[Dataset rows for apps and sites]
-- -- --

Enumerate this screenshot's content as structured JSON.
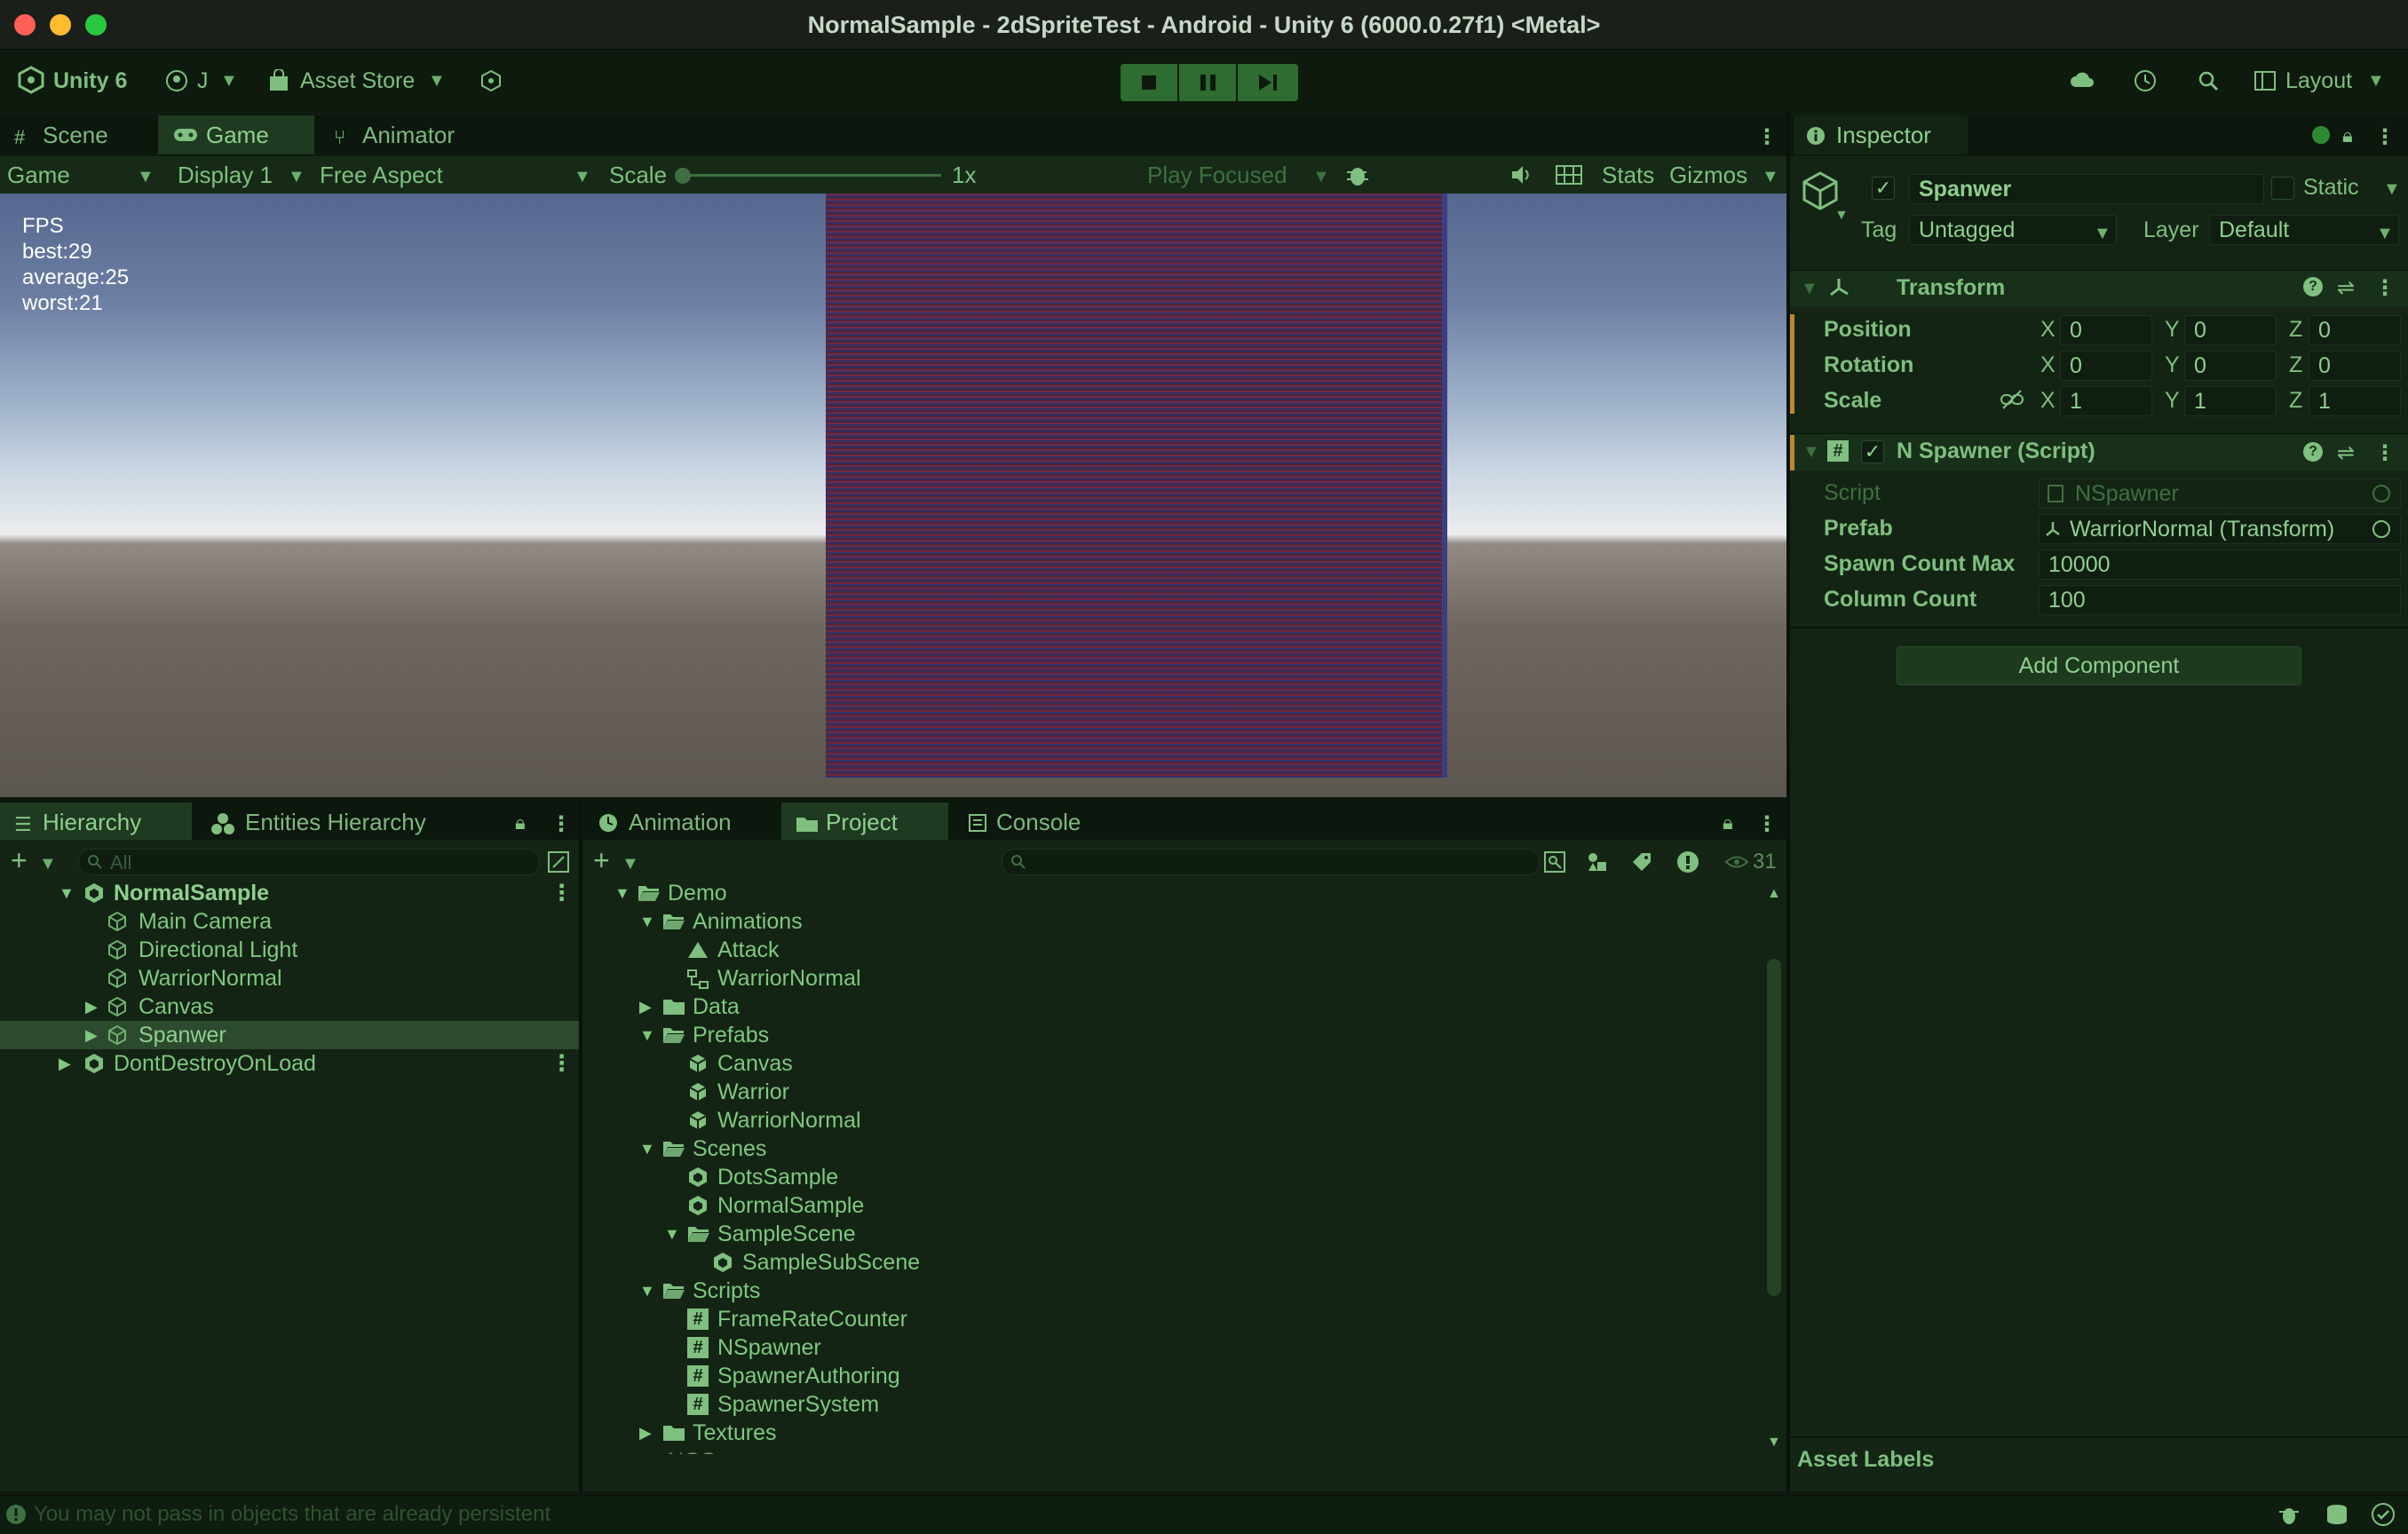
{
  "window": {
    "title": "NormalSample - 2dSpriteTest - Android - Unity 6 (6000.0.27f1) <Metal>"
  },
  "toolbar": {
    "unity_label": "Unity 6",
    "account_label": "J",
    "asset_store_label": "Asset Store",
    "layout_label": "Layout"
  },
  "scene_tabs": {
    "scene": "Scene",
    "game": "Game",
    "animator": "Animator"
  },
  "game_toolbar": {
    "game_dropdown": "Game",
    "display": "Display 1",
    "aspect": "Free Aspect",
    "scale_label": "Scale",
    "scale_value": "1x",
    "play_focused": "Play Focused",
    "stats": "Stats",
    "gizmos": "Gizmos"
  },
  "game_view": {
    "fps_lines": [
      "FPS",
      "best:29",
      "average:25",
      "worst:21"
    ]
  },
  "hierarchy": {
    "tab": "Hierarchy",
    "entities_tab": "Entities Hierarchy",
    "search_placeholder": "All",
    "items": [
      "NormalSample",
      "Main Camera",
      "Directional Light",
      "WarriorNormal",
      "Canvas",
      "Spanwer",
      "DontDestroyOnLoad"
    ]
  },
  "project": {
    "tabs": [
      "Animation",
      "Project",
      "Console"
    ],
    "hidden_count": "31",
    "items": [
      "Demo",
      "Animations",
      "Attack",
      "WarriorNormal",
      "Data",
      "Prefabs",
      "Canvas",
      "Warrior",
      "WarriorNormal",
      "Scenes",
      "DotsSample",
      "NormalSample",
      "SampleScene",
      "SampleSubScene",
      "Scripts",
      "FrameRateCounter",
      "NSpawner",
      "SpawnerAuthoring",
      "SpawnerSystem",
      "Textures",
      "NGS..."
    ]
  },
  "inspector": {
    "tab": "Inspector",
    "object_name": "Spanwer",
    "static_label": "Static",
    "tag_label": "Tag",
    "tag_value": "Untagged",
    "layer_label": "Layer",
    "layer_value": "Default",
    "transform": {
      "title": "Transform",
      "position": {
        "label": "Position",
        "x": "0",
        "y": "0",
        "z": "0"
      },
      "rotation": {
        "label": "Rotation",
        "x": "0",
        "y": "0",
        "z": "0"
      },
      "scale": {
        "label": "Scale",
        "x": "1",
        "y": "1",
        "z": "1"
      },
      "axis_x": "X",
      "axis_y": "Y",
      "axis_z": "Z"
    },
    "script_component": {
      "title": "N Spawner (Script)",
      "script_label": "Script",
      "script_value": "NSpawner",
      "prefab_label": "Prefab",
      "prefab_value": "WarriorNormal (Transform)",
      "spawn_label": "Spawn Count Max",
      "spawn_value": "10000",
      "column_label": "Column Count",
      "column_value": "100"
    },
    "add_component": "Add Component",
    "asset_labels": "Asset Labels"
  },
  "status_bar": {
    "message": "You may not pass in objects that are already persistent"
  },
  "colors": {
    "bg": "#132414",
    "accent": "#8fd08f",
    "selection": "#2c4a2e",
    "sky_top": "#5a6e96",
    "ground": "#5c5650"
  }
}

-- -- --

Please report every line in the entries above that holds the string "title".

    "title": "NormalSample - 2dSpriteTest - Android - Unity 6 (6000.0.27f1) <Metal>"
      "title": "Transform",
      "title": "N Spawner (Script)",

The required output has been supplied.